Mark found basically nothing. Bah. Some hotel bar at the Hyatt was not what I was after. During the conversation I'd stumbled across the KLCC park, with its jogging track and unkempt grass and Traders hotel little train thing and, oh, some place apparently called MALONE'S, written in Celtic script, and full of white folk. I wonder if I can get a Guinness there...

After twitching with annoyance at the rude "I'm not bloody used to waiting" guy giving the barman a hard time for pouring drinks only as fast as the taps poured them, I got my pint. Jesus, it was horrid. The second one too. Why did I even have a second? The Heineken in between the two was much better. Originally I'd intended to just have one drink but, well, that rarely works out. And besides, time was ticking and in my book (literally), sticking around until after dark in order to see the towers all lit up 'n that counted as legitimate tourism. and, honestly, it was worth it. They do look very very cool. As do the coloured fountains in the park. Grabbed some photos, though they won't be as cool as the Buddhist monk selfies that were being taken in abundance. Very incongruous to these prejudiced western eyes.

For a brief while in Malones I'd been mentally transported back to the mid 80s, as I sang along in my head with the 12" mix of Chaka Khan's "I Feel For You" that came on. One of two songs I remember impressing my school mates by knowing all the lyrics (including the opening rap), the other being the Um Bongo advert.

Wandered back to KLCC station and jumped on the LRT back to Sentral. It was all too simple. No bustle, no crowds of hawkers, no one trying to get me into their shops or brothels or restaurants, just...easy. Though the train was crowded, it wasn't yer stereotypical Asian chaos. Mostly I felt like I was in a London suburb with a large Malay contingent and no iPhones, only giant comedy Samsung phablets. Sadly I failed to get a photo of the sign on the train about the priority seating, which says "we give up these seats for elderly people, pregnant ladies, and disabled. AREN'T WE COURTEOUS?" Superb passive aggression there.

As everyone knows, all people in distant countries are absolutely guaranteed to look EXACTLY like the prettiest and most famous example of their gender and nationality combo. So before coming to Malaysia I was sure I would fall in love while here, because all the women were going to be Michelle Yeoh lookalikes. But there's nothing quite like actually visiting a place to both indulge and, unfortunately, dispel this idea.

Back at the hotel, I grabbed my free drink voucher and headed to Latitude '03, the bar it was valid at. Well, I would, if I could have found it. The lift, literature, and Internet all said it was at the lobby but all that's there is a thing called ArtCacao, a coffee bar, and I hate coffee. I sat at a few different seats trying to find somewhere I liked until settling at a table near some people who had booze.

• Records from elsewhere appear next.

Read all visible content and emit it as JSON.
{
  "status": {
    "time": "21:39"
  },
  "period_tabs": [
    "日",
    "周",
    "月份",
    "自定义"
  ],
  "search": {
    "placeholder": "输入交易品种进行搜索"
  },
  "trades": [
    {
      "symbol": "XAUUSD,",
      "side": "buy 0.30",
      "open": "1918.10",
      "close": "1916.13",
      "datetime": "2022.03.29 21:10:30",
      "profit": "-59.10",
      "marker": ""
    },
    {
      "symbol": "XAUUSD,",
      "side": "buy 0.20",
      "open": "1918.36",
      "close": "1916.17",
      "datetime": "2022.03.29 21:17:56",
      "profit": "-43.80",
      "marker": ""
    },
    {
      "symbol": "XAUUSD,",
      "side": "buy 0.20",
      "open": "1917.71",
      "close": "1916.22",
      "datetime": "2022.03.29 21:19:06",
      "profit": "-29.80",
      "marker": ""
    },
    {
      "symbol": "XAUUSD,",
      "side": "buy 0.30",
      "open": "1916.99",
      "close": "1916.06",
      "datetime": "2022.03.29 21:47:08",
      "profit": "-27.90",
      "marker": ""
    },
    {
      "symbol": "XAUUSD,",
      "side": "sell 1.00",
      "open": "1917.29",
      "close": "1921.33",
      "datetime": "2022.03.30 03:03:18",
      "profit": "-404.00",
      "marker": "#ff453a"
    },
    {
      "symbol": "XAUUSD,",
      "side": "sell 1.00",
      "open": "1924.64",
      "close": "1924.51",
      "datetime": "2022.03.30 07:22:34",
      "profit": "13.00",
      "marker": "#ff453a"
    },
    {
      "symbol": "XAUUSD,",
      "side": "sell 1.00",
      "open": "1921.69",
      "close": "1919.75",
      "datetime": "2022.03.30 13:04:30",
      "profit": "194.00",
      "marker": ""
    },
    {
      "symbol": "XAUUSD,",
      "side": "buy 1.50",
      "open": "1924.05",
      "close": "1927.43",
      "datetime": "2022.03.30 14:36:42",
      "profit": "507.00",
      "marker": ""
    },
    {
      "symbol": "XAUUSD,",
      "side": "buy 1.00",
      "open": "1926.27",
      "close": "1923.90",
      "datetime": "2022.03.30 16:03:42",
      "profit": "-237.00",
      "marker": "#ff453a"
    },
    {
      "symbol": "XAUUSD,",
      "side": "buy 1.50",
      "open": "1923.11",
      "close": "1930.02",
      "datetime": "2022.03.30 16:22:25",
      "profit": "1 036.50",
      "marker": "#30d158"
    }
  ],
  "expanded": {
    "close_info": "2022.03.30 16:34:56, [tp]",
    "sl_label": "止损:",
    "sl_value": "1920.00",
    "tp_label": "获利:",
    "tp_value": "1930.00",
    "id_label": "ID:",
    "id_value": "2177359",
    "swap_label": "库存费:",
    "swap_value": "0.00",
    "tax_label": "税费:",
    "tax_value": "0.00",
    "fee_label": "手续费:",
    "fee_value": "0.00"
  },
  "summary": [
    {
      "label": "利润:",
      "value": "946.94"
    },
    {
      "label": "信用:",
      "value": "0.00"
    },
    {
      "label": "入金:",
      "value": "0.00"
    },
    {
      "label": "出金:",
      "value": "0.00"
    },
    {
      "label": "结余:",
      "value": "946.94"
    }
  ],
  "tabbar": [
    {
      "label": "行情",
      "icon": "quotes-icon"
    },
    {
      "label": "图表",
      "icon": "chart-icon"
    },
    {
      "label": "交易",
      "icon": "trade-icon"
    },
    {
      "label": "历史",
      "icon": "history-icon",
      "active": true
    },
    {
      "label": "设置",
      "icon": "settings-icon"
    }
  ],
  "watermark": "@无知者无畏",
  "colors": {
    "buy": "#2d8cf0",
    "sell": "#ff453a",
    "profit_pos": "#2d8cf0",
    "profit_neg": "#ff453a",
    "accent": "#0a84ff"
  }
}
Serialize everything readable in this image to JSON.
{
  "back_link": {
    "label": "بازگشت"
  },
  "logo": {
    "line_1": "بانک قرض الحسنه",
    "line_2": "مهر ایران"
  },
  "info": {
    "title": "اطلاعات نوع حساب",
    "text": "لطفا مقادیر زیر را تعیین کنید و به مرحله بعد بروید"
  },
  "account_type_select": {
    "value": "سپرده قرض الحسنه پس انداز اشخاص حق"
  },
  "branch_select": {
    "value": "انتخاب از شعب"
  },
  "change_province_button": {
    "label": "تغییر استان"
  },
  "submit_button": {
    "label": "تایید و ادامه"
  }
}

I'd barely sat down before a man came and asked what I wanted to drink, and while he was getting it I realised I'd lost my phone. Fuck. Did a circuit of the seats I'd tried out, couldn't find it, did another circuit with the waiter and he found it...on a seat opposite the one I'd sat on, and pretty much camouflaged. I was a bit panicky about having no phone for a bit there, but at least I had a beer.

Drank slowly, got more beer, drank slowly. People disappeared, some lights went off, the bar (which I was nowhere near) got roped off. Just past midnight I went over and in, to try and sign for the drinks. The staff were very confused by this and I had to explain it 3 times: I'd been at the seats just outside the entrance, and I hadn't paid. Could I pay please? They seemed insistent that it wasn't necessary, until finally a woman went "oh, there's this bill for two beers at one of the outside tables, is that you?". Well, duh.

Stumbled back up to my room feeling contentedly sloshed, and with no plan at all for Tuesday.


Unknown said...

You'd be hard-pushed to find a bar in Malaysia that doesn't sell Guinness. They've been brewing it there since British colonial times. It's made to local habits - read, very strong and sweet and bottled.

There's something vaguely heretical about Guinness adverts prominently featuring semi-naked busty Asian girls.

auswomble said...

They drink it in the Congo. The BELGIANS I assume.